Three Clallam County gatherings have sparked several outbreaks and are believed to be the source of almost all new COVID-19 cases in Clallam County since April 16, health officials said Monday.
A total of 101 cases have been confirmed in the county since that date, and while five have been tracked to individual travel, the remaining 96 have been traced to either being exposed at one of the three gatherings or were exposed to the virus by someone who attended one of the gatherings, said Dr. Allison Berry, Clallam County health officer.
The three super-spreaders — one wedding and two parties — had between 30 and 45 attendees who were primarily unvaccinated and unmasked, Berry said. One was located in Port Angeles, one was on the West End and one was in Sequim, she said.
As a result of the subsequent virus exposures, other outbreaks are now being tracked in Clallam County, including four day care centers and a high school wrestling team, Berry said.
Berry did not have specific numbers for how many cases have been found among the day cares, but she confirmed three cases so far among the unspecified wrestling team, and a baseball team and basketball team have each been placed into quarantine due to exposure to known cases, she said.
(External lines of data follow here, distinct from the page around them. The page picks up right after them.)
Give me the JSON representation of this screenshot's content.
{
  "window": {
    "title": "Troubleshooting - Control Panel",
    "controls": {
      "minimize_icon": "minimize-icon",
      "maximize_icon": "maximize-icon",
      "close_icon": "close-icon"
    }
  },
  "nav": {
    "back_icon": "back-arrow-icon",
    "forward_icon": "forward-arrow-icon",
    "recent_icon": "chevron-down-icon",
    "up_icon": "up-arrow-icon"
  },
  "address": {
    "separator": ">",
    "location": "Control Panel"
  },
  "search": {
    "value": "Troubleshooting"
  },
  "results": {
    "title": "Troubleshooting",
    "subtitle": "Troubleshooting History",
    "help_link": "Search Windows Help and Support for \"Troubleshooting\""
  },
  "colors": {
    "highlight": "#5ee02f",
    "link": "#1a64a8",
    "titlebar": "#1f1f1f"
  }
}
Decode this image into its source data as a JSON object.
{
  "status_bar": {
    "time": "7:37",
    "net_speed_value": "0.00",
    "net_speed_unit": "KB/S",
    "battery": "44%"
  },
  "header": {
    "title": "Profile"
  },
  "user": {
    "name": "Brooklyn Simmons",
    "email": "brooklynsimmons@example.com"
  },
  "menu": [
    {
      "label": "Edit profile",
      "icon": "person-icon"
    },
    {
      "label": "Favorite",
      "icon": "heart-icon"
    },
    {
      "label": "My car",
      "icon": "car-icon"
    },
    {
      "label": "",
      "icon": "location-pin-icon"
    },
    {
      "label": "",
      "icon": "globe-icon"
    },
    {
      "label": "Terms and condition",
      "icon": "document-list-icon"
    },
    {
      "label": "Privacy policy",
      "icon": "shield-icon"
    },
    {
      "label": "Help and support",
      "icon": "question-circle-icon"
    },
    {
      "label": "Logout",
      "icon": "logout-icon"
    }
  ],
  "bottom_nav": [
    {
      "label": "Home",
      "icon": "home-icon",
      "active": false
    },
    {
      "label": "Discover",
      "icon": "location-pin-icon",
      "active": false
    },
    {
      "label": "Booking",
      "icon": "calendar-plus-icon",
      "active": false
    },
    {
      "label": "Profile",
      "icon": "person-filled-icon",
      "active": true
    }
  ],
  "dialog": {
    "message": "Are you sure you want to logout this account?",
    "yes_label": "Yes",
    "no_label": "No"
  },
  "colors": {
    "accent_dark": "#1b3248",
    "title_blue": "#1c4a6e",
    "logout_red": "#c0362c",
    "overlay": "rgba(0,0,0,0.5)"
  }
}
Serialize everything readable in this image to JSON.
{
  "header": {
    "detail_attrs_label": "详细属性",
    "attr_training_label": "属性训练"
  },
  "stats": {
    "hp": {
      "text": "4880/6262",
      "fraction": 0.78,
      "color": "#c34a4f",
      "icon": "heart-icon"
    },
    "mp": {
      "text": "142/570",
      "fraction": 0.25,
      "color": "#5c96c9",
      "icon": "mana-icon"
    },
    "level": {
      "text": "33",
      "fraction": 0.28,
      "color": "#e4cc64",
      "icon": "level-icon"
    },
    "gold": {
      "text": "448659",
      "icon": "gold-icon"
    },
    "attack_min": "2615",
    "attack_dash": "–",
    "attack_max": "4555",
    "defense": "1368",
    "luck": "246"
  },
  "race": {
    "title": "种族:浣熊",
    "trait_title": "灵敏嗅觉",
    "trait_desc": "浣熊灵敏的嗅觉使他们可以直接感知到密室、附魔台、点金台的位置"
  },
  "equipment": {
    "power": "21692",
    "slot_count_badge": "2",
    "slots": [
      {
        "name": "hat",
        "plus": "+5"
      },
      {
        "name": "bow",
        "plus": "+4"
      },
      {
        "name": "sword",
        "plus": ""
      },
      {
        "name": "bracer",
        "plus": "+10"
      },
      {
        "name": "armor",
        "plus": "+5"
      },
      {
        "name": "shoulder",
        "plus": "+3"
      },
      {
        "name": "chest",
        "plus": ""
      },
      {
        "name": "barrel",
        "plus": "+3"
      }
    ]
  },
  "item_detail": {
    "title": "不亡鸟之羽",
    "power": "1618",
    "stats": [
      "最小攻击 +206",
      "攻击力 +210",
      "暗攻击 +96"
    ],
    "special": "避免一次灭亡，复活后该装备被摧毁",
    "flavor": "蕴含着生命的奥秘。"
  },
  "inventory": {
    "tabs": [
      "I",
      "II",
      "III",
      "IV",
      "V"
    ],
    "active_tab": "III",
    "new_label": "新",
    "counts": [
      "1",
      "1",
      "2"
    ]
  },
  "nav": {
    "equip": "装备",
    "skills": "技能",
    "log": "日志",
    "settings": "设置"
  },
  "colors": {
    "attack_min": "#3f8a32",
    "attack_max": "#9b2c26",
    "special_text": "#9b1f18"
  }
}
There have not been any outbreaks yet for either the baseball or basketball team, she added.
All of the outbreaks can be traced to attendees at one of the three large gatherings, Berry said.
So far, the county has been able to keep up on contact tracing due to guest lists, day care registrations and team rosters, to get possible exposures quarantined, with “well over 100” people quarantined in Clallam County, she added.
“These cases serve as an example of how rapidly the virus can spread and affect many families,” Berry said. “So many of us need to use services like day care and schools, and we’re excited to get kids back in sports.
“I think it’s critically important for those of us who use those services be very cautious about decreasing risks in all other aspects of our lives.”
Outbreaks are defined as a location with at least two cases of COVID-19, with reported virus transmission.
Berry and Dr. Tom Locke, Jefferson County health officer, have not named a place experiencing an outbreak unless they are unable to trace possible exposures, they have said.
Children and teens younger than 16 are not currently eligible for a vaccine. Berry said it’s important for parents of children those ages to get vaccinated and avoid gathering with people indoors who are unvaccinated to prevent possible exposures.
All three gatherings involved many children, leading to 37 so far being infected with COVID-19 due to subsequent outbreaks and exposures, Berry said.
“It is possible to gather safely now, but in order to do so, you need to have the people in that gathering vaccinated,” she said.
The state has created a vaccination locator at vaccinelocator.doh.wa.gov.
Clallam County added seven new COVID-19 cases Monday, while Jefferson County confirmed one new case, according to public health data.
Clallam County confirmed a total of 168 cases during April, about 13.43 percent of the 1,251 cases reported during the past year, according to county data.
Fifty-three COVID-19 cases were active as of Monday in Clallam County, with four patients currently hospitalized, two of whom were in the Intensive Care Unit. Jefferson County had 11 active cases Monday.
Clallam County is in the state’s high-risk category with a case rate of 112 per 100,000 population for the past two weeks as of Monday, while Jefferson County is in the moderate-risk category with a case rate of 62.7 per 100,000 for the two weeks prior as of Saturday.